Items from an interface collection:

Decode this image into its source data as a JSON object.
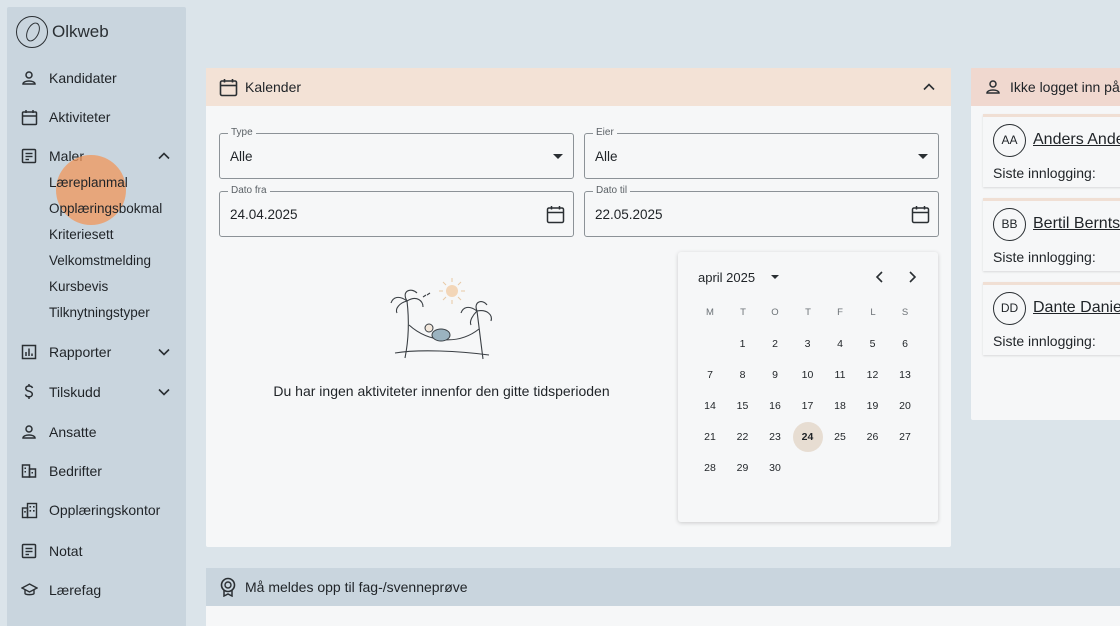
{
  "app": {
    "logo_text": "Olkweb"
  },
  "sidebar": {
    "items": [
      {
        "label": "Kandidater",
        "icon": "person-icon"
      },
      {
        "label": "Aktiviteter",
        "icon": "calendar-icon"
      },
      {
        "label": "Maler",
        "icon": "template-icon",
        "expanded": true
      },
      {
        "label": "Rapporter",
        "icon": "bar-chart-icon",
        "expanded": false
      },
      {
        "label": "Tilskudd",
        "icon": "dollar-icon",
        "expanded": false
      },
      {
        "label": "Ansatte",
        "icon": "person-icon"
      },
      {
        "label": "Bedrifter",
        "icon": "company-icon"
      },
      {
        "label": "Opplæringskontor",
        "icon": "building-icon"
      },
      {
        "label": "Notat",
        "icon": "note-icon"
      },
      {
        "label": "Lærefag",
        "icon": "school-icon"
      }
    ],
    "maler_subitems": [
      "Læreplanmal",
      "Opplæringsbokmal",
      "Kriteriesett",
      "Velkomstmelding",
      "Kursbevis",
      "Tilknytningstyper"
    ]
  },
  "calendar_panel": {
    "title": "Kalender",
    "type_field": {
      "label": "Type",
      "value": "Alle"
    },
    "owner_field": {
      "label": "Eier",
      "value": "Alle"
    },
    "from_field": {
      "label": "Dato fra",
      "value": "24.04.2025"
    },
    "to_field": {
      "label": "Dato til",
      "value": "22.05.2025"
    },
    "empty_message": "Du har ingen aktiviteter innenfor den gitte tidsperioden"
  },
  "datepicker": {
    "month_label": "april 2025",
    "weekdays": [
      "M",
      "T",
      "O",
      "T",
      "F",
      "L",
      "S"
    ],
    "first_weekday_index": 1,
    "days_in_month": 30,
    "selected_day": 24
  },
  "inactive_panel": {
    "title": "Ikke logget inn på",
    "users": [
      {
        "initials": "AA",
        "name": "Anders Ande",
        "last_login_label": "Siste innlogging:"
      },
      {
        "initials": "BB",
        "name": "Bertil Bernts",
        "last_login_label": "Siste innlogging:"
      },
      {
        "initials": "DD",
        "name": "Dante Daniel",
        "last_login_label": "Siste innlogging:"
      }
    ]
  },
  "exam_panel": {
    "title": "Må meldes opp til fag-/svenneprøve"
  },
  "colors": {
    "background": "#dbe4ea",
    "sidebar": "#c9d5de",
    "calendar_header": "#f3e2d6",
    "inactive_header": "#f0d8cf",
    "today_highlight": "#e7ddd2",
    "click_ripple": "#f0965a"
  }
}
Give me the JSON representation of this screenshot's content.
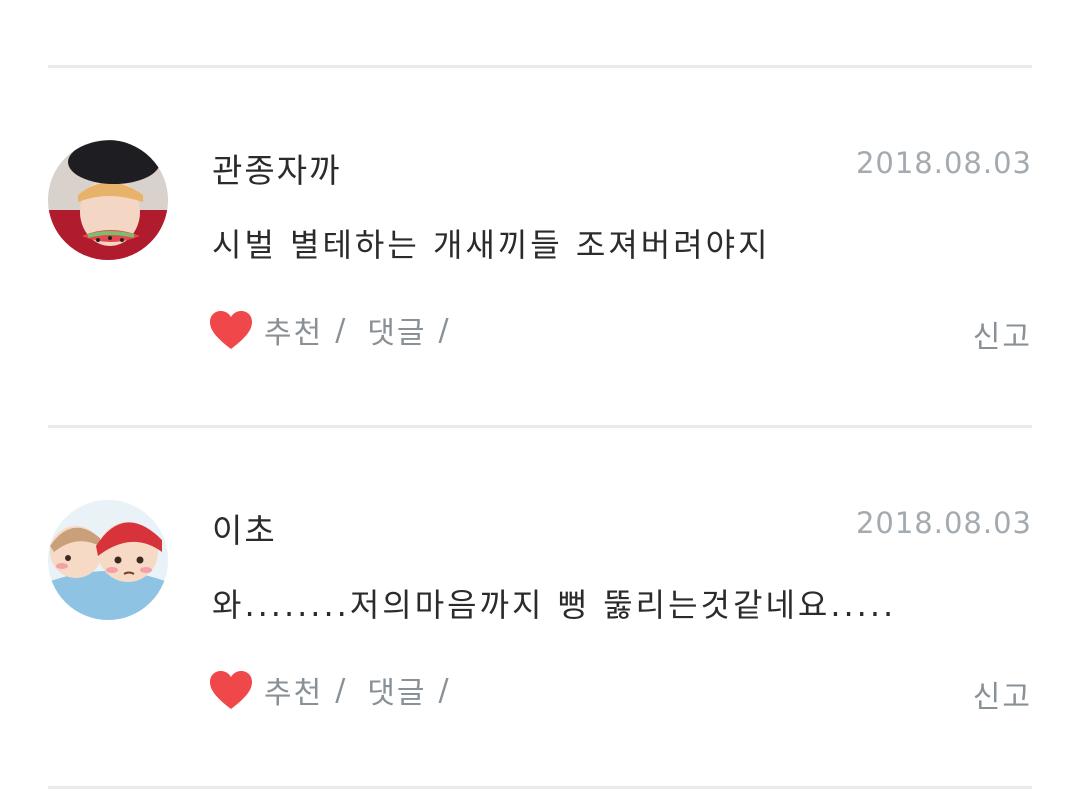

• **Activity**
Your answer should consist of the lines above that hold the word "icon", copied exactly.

• **Reply**
        "icon": "person-icon"
        "icon": "calendar-icon"
        "icon": "template-icon",
        "icon": "bar-chart-icon",
        "icon": "dollar-icon",
        "icon": "person-icon"
        "icon": "company-icon"
        "icon": "building-icon"
        "icon": "note-icon"
        "icon": "school-icon"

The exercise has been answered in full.